It was dark when we came home, and my therapist friend and I deduced by texting that we shared a window of opportunity. I drove my car to the gas station to fuel up for tomorrow’s trip over the Skyway and called her. Hers was such a refreshing voice. She asked lots of questions and listened carefully to both extremes of what I was feeling. On one hand, don’t I owe Benji the respect of telling him and believing he can handle it? On the other hand, shouldn’t I protect Benji’s strength and confidence, and do all I can to keep doubt and fear away?
There are so many variables. In total, Benji spent a few hours with Hudson over the course of his treatment. They enjoyed each other’s company immensely, but they weren’t friends beyond the clinic setting. Does Benji need to know? How would he process this? I also realized that I need to separate my own experience from Benji’s. He knows Hudson as a bright sparkly guy with a big smile that loved Ninja Turtles and YouTube. I know Hudson’s story, his relapses, his struggles, his mother, his family, his photographs. Maybe I should keep Benji’s experience as it is? My therapist friend really validated Michael’s instincts: sit with this for a while. We don’t need to tell him right away. We can choose to wait, or choose not to tell him at all. I choose to trust that the answer will come.
When I came home, I told Michael about my conversation with my friend. We were both nodding. For the first time all day, I felt secure in a decision. Sit with this for a while. Living in the moment has become a survival technique for me. In this moment, I don’t have to make this decision. I will never lie to my sons. I will always answer their questions. I will not withhold information I feel they need to have in order to grow. But this…this deserves some time.

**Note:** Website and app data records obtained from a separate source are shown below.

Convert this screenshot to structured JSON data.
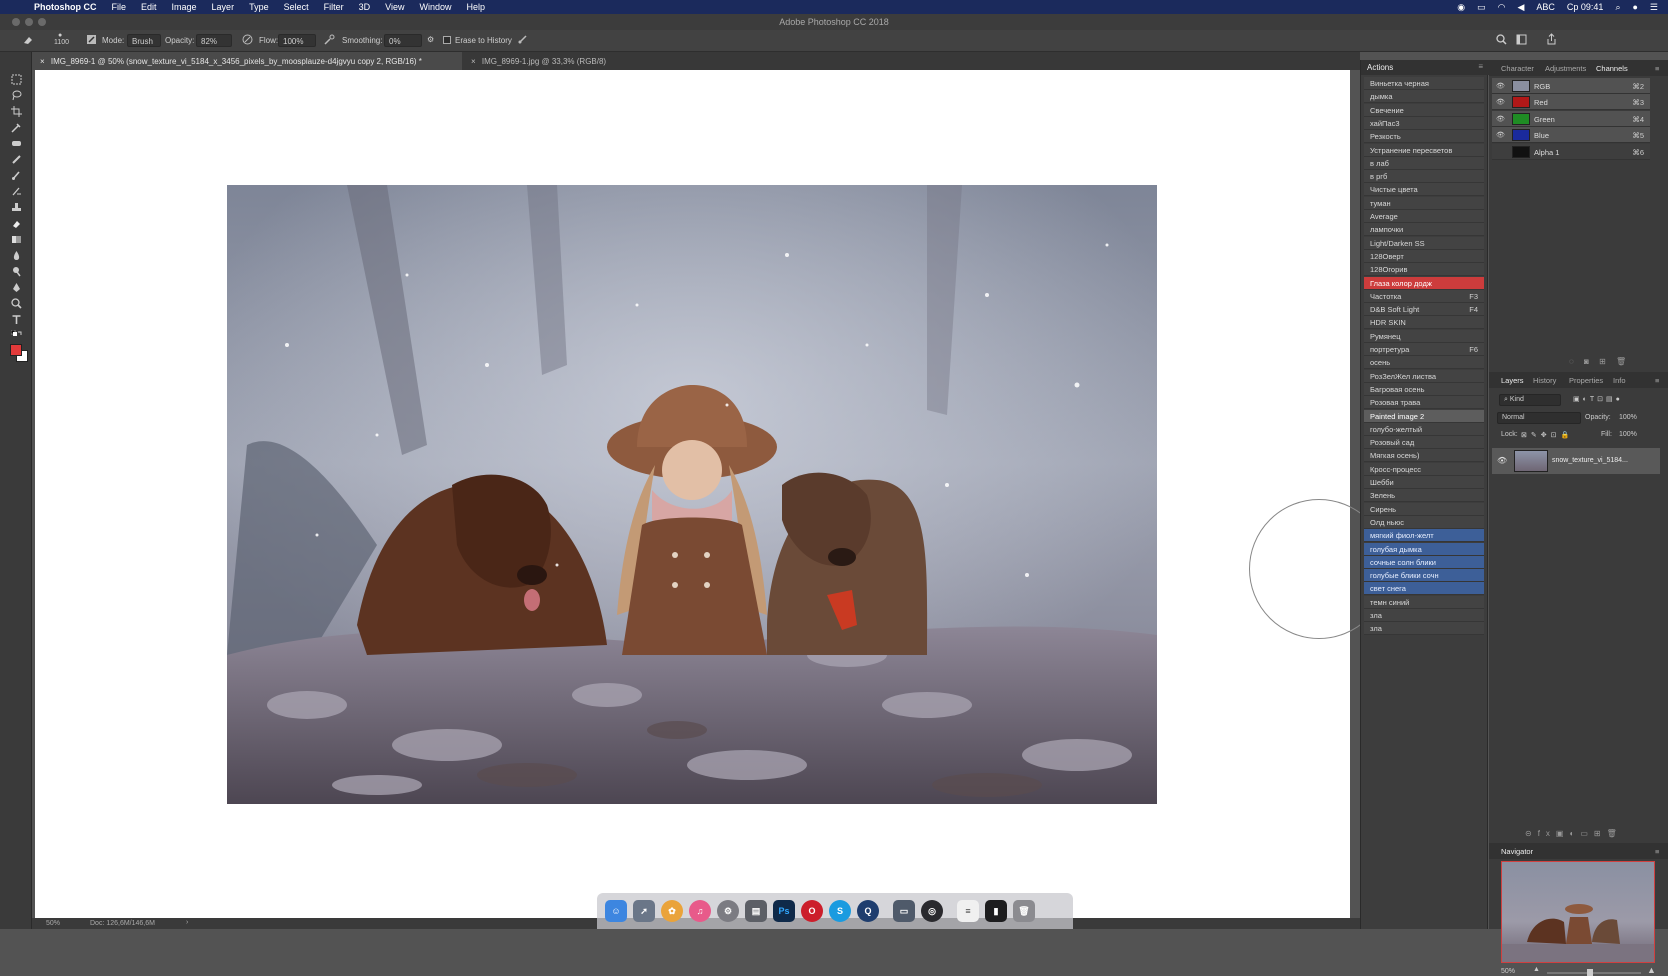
{
  "menubar": {
    "app": "Photoshop CC",
    "items": [
      "File",
      "Edit",
      "Image",
      "Layer",
      "Type",
      "Select",
      "Filter",
      "3D",
      "View",
      "Window",
      "Help"
    ],
    "input_source": "ABC",
    "clock": "Ср 09:41"
  },
  "window": {
    "title": "Adobe Photoshop CC 2018"
  },
  "options": {
    "brush_size": "1100",
    "mode_label": "Mode:",
    "mode_value": "Brush",
    "opacity_label": "Opacity:",
    "opacity_value": "82%",
    "flow_label": "Flow:",
    "flow_value": "100%",
    "smoothing_label": "Smoothing:",
    "smoothing_value": "0%",
    "erase_history": "Erase to History"
  },
  "tabs": [
    {
      "label": "IMG_8969-1 @ 50% (snow_texture_vi_5184_x_3456_pixels_by_moosplauze-d4jgvyu copy 2, RGB/16) *"
    },
    {
      "label": "IMG_8969-1.jpg @ 33,3% (RGB/8)"
    }
  ],
  "status": {
    "zoom": "50%",
    "doc": "Doc: 126,6M/146,6M"
  },
  "actions": {
    "title": "Actions",
    "items": [
      {
        "label": "Виньетка черная",
        "key": "",
        "state": ""
      },
      {
        "label": "дымка",
        "key": "",
        "state": ""
      },
      {
        "label": "Свечение",
        "key": "",
        "state": ""
      },
      {
        "label": "хайПас3",
        "key": "",
        "state": ""
      },
      {
        "label": "Резкость",
        "key": "",
        "state": ""
      },
      {
        "label": "Устранение пересветов",
        "key": "",
        "state": ""
      },
      {
        "label": "в лаб",
        "key": "",
        "state": ""
      },
      {
        "label": "в ргб",
        "key": "",
        "state": ""
      },
      {
        "label": "Чистые цвета",
        "key": "",
        "state": ""
      },
      {
        "label": "туман",
        "key": "",
        "state": ""
      },
      {
        "label": "Average",
        "key": "",
        "state": ""
      },
      {
        "label": "лампочки",
        "key": "",
        "state": ""
      },
      {
        "label": "Light/Darken SS",
        "key": "",
        "state": ""
      },
      {
        "label": "128Оверт",
        "key": "",
        "state": ""
      },
      {
        "label": "128Огорив",
        "key": "",
        "state": ""
      },
      {
        "label": "Глаза колор додж",
        "key": "",
        "state": "red"
      },
      {
        "label": "Частотка",
        "key": "F3",
        "state": ""
      },
      {
        "label": "D&B Soft Light",
        "key": "F4",
        "state": ""
      },
      {
        "label": "HDR SKIN",
        "key": "",
        "state": ""
      },
      {
        "label": "Румянец",
        "key": "",
        "state": ""
      },
      {
        "label": "портретура",
        "key": "F6",
        "state": ""
      },
      {
        "label": "осень",
        "key": "",
        "state": ""
      },
      {
        "label": "РозЗелЖел листва",
        "key": "",
        "state": ""
      },
      {
        "label": "Багровая осень",
        "key": "",
        "state": ""
      },
      {
        "label": "Розовая трава",
        "key": "",
        "state": ""
      },
      {
        "label": "Painted image 2",
        "key": "",
        "state": "gray"
      },
      {
        "label": "голубо-желтый",
        "key": "",
        "state": ""
      },
      {
        "label": "Розовый сад",
        "key": "",
        "state": ""
      },
      {
        "label": "Мягкая осень)",
        "key": "",
        "state": ""
      },
      {
        "label": "Кросс-процесс",
        "key": "",
        "state": ""
      },
      {
        "label": "Шебби",
        "key": "",
        "state": ""
      },
      {
        "label": "Зелень",
        "key": "",
        "state": ""
      },
      {
        "label": "Сирень",
        "key": "",
        "state": ""
      },
      {
        "label": "Олд ньюс",
        "key": "",
        "state": ""
      },
      {
        "label": "мягкий фиол-желт",
        "key": "",
        "state": "blue"
      },
      {
        "label": "голубая дымка",
        "key": "",
        "state": "blue"
      },
      {
        "label": "сочные солн блики",
        "key": "",
        "state": "blue"
      },
      {
        "label": "голубые блики сочн",
        "key": "",
        "state": "blue"
      },
      {
        "label": "свет снега",
        "key": "",
        "state": "blue"
      },
      {
        "label": "темн синий",
        "key": "",
        "state": ""
      },
      {
        "label": "зла",
        "key": "",
        "state": ""
      },
      {
        "label": "зла",
        "key": "",
        "state": ""
      }
    ]
  },
  "channels_panel": {
    "tabs": [
      "Character",
      "Adjustments",
      "Channels"
    ],
    "channels": [
      {
        "name": "RGB",
        "shortcut": "⌘2",
        "color": "#8a8fa0"
      },
      {
        "name": "Red",
        "shortcut": "⌘3",
        "color": "#b01818"
      },
      {
        "name": "Green",
        "shortcut": "⌘4",
        "color": "#1f8c24"
      },
      {
        "name": "Blue",
        "shortcut": "⌘5",
        "color": "#1a2a9c"
      },
      {
        "name": "Alpha 1",
        "shortcut": "⌘6",
        "color": "#111111"
      }
    ]
  },
  "layers_panel": {
    "tabs": [
      "Layers",
      "History",
      "Properties",
      "Info"
    ],
    "kind": "Kind",
    "blend": "Normal",
    "opacity_label": "Opacity:",
    "opacity": "100%",
    "lock_label": "Lock:",
    "fill_label": "Fill:",
    "fill": "100%",
    "layer_name": "snow_texture_vi_5184..."
  },
  "navigator": {
    "title": "Navigator",
    "zoom": "50%"
  },
  "colors": {
    "accent_red": "#cc3c3c",
    "accent_blue": "#3d5f98",
    "menubar": "#1b2a5c"
  }
}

Tomorrow, Benji and I will leave at sunrise to cross the Skyway. He will get his third round of escalating Methotrexate during this Interim Maintenance 2 Phase, plus a dose of Vincristine. We’ve prepared his liver as best we can; we hope he doesn’t have a delay due to elevated ALT enzymes. If he does, so be it. These seem like minor worries tonight. That sounds crazy–that my son’s chemotherapy schedule seems like a minor concern. What’s more important tonight, every night, is gratitude for what is.
Tonight, I am thankful for another delicious healthy meal prepared by my mother-in-law.
Tonight, I am thankful for the ears and wisdom of my sister, for my sister-in-law, my friends, my counselors.
Tonight, I am thankful for the deep, strong instincts of my husband.
Tonight, I am thankful for 43 people who chose to spend their evening walking the Ringling Bridge by my boy’s side.
Tonight, I am thankful that Benjamin has gone to school for six consecutive days, full time. This is more, by far, than he went during the entire second half of first grade. He feels terrific. He played two hours of baseball last night and walked two miles across a bridge tonight. When I witness his body in its power and the soul that keeps pace with it, my faith is restored.
Tonight, I am thankful for Hudson. I am thankful for his sparkly smile. I am thankful that he is no longer in pain. I am thankful for his mother, who has set a powerful example for me and for thousands; she has been present for her children like no one I have ever seen. I hope she is able to sleep well tonight, knowing that she filled her son’s entire life with love.
Tonight, I am thankful.